Arthur MacEachern has retired as Skipper of the Jura ferry after a remarkable career spanning over 36 years. He and his colleague Alasdair Campbell first operated the run when Western Ferries bought the ferry rights from the legendary 'Gordie' MacPhee in September 1968. The boat then servicing the island was the 'Rothesay Castle', which was little more than an open launch.Western Ferries had by then commenced their revolutionary 'roll-on-roll-off' service to Islay and wished to extend their reach on to Jura.
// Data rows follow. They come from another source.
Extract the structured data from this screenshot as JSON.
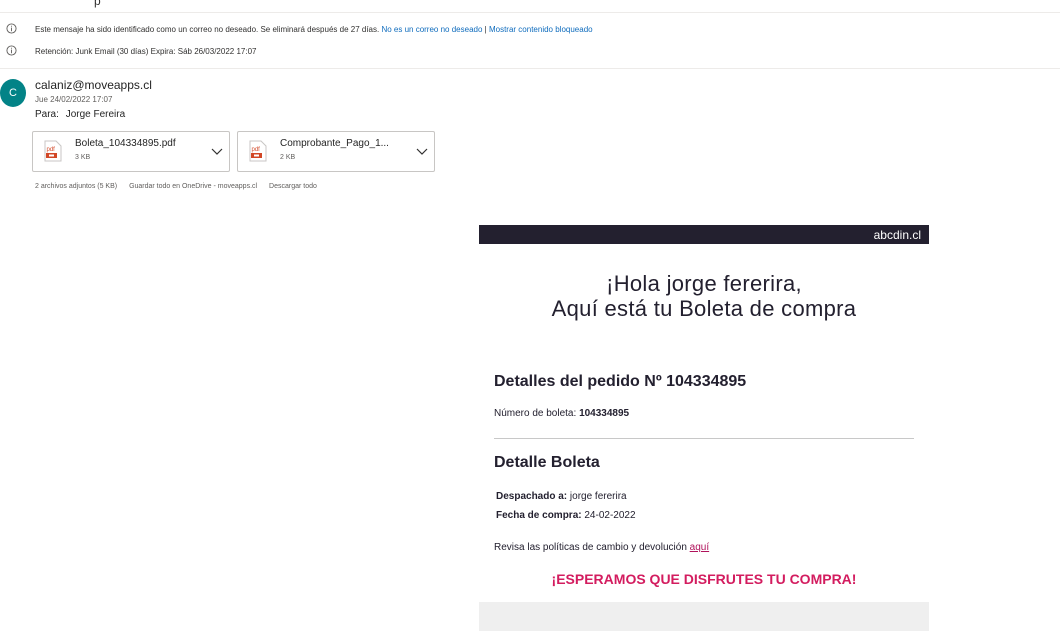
{
  "top_fragment": "p",
  "notices": [
    {
      "icon": "info-icon",
      "text": "Este mensaje ha sido identificado como un correo no deseado. Se eliminará después de 27 días.",
      "link1": "No es un correo no deseado",
      "divider": "|",
      "link2": "Mostrar contenido bloqueado"
    },
    {
      "icon": "info-icon",
      "text": "Retención: Junk Email (30 días) Expira: Sáb 26/03/2022 17:07"
    }
  ],
  "message": {
    "avatar_initial": "C",
    "sender": "calaniz@moveapps.cl",
    "date": "Jue 24/02/2022 17:07",
    "to_label": "Para:",
    "to_name": "Jorge Fereira",
    "attachments": [
      {
        "name": "Boleta_104334895.pdf",
        "size": "3 KB",
        "icon": "pdf-icon"
      },
      {
        "name": "Comprobante_Pago_1...",
        "size": "2 KB",
        "icon": "pdf-icon"
      }
    ],
    "attachment_actions": {
      "summary": "2 archivos adjuntos (5 KB)",
      "save": "Guardar todo en OneDrive - moveapps.cl",
      "download": "Descargar todo"
    }
  },
  "email_body": {
    "brand": "abcdin.cl",
    "greeting_line1": "¡Hola jorge fererira,",
    "greeting_line2": "Aquí está tu Boleta de compra",
    "order_heading": "Detalles del pedido Nº 104334895",
    "boleta_label": "Número de boleta:",
    "boleta_value": "104334895",
    "detail_heading": "Detalle Boleta",
    "dispatched_label": "Despachado a:",
    "dispatched_value": "jorge fererira",
    "date_label": "Fecha de compra:",
    "date_value": "24-02-2022",
    "policy_text": "Revisa las políticas de cambio y devolución",
    "policy_link": "aquí",
    "slogan": "¡ESPERAMOS QUE DISFRUTES TU COMPRA!",
    "colors": {
      "header_bar": "#23202f",
      "slogan": "#d31c5f",
      "link": "#b0125b"
    }
  }
}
The company had developed the idea first undertaken by Eilean Sea Services which was to provide a ferry capable of taking heavy goods vehicles without their first having to be unloaded and their contents winched aboard cargo ships or puffers using a crane.
It is easy to forget in our modern world of big ro-ro car ferries that just 40 short years ago every motor car, indeed every item of freight, arrived on Islay dangling from the end of a rope. The Eilean Sea Services venture ended in tragedy however when their landing craft style boat rolled over in heavy seas and three lives were lost. Western Ferries assumed the mantle and purchased the old Eilean Sea Services ferry, re-named her 'The Sound of Gigha', and introduced her on to the Jura run in March 1969. She was to remain in service until 1998. Arthur was her skipper throughout this period and recalls operating five runs a day and charging passengers two shillings and sixpence to cross to the island with cars costing nine shillings.
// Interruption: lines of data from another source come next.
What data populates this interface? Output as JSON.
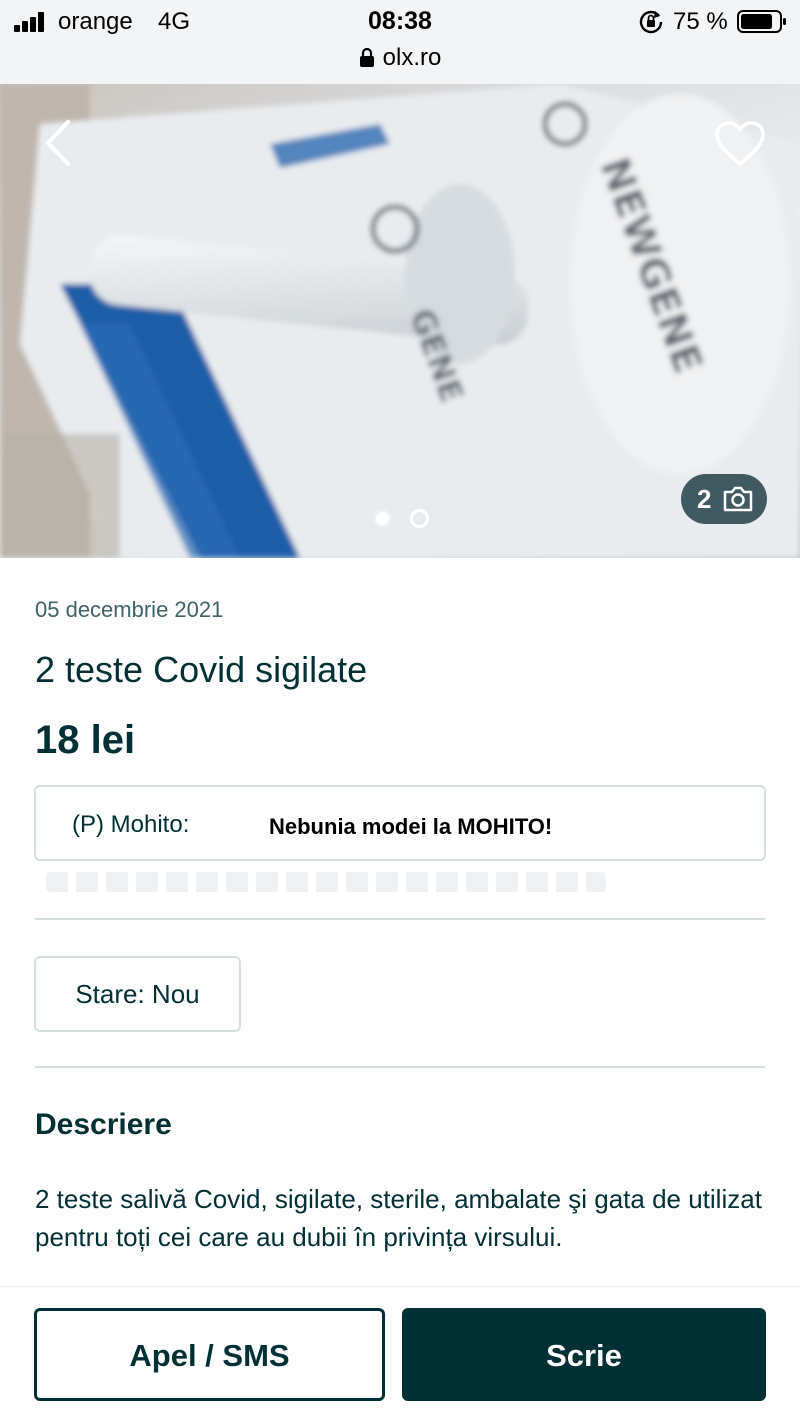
{
  "status_bar": {
    "carrier": "orange",
    "network": "4G",
    "time": "08:38",
    "url": "olx.ro",
    "battery_percent": "75 %"
  },
  "gallery": {
    "photo_count": "2",
    "current_index": 1,
    "total_images": 2,
    "icons": [
      "back-arrow-icon",
      "heart-icon",
      "camera-icon"
    ]
  },
  "listing": {
    "date": "05 decembrie 2021",
    "title": "2 teste Covid sigilate",
    "price": "18 lei"
  },
  "ad": {
    "prefix": "(P) Mohito:",
    "text": "Nebunia modei la MOHITO!"
  },
  "attributes": {
    "state": "Stare: Nou"
  },
  "description": {
    "heading": "Descriere",
    "text": "2 teste salivă Covid, sigilate, sterile, ambalate şi gata de utilizat pentru toți cei care au dubii în privința virsului."
  },
  "actions": {
    "call_label": "Apel / SMS",
    "write_label": "Scrie"
  },
  "colors": {
    "brand_dark": "#002f34",
    "status_bar_bg": "#f2f4f5",
    "border": "#d8dfe0"
  }
}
Arthur and his employers were much more enterprising than the current operators on the route and chartered their boat out at night for a variety of different uses. The 'Sound Of Gigha' with Arthur at the helm would set off to Rathlin Island with a new GPO telephone exchange, or to Gigha with the Electricity Board every time the scallop dredgers trawled through and broke the sub-sea electricity supply to the island, which was often. They took furniture to Lismore, building supplies to Iona, brought cattle from Oronsay and had a regular run to Gigha to collect cheese from the island dairy which was brought back to Islay for onward distribution to the mainland.
There were years of enjoyable voyages up West Loch Tarbert on Jura with boatloads of army cadets who would storm the beaches carrying rifles bigger than themselves while making lots of satisfactory bangs. One black night saw a rendezvous with a 'Sir Galahad' style landing craft in the Sound of Jura. Seventy Marine Commandos came aboard Arthurs ferry and he delivered them to beaches all along the east coast at night, where they disappeared to fight the mock battles that make the Scottish Regiments the best in the world whenever they are called to the real thing. All those days are gone now, and Jura has a new ferry, the 'Eilean Dhiura' commissioned by Argyll and Bute Council in 1998. Arthur MacEachern successfully introduced the new ship, but one detects an added twinkle in his eye when he talks of the old days and the old ways and men who would come down to the pier to sit and swop stories. He has contributed a huge amount to what is still unfortunately largely an oral tradition on Islay and Jura and he expresses a wish that one day someone will be able to write it all down before it is lost for ever.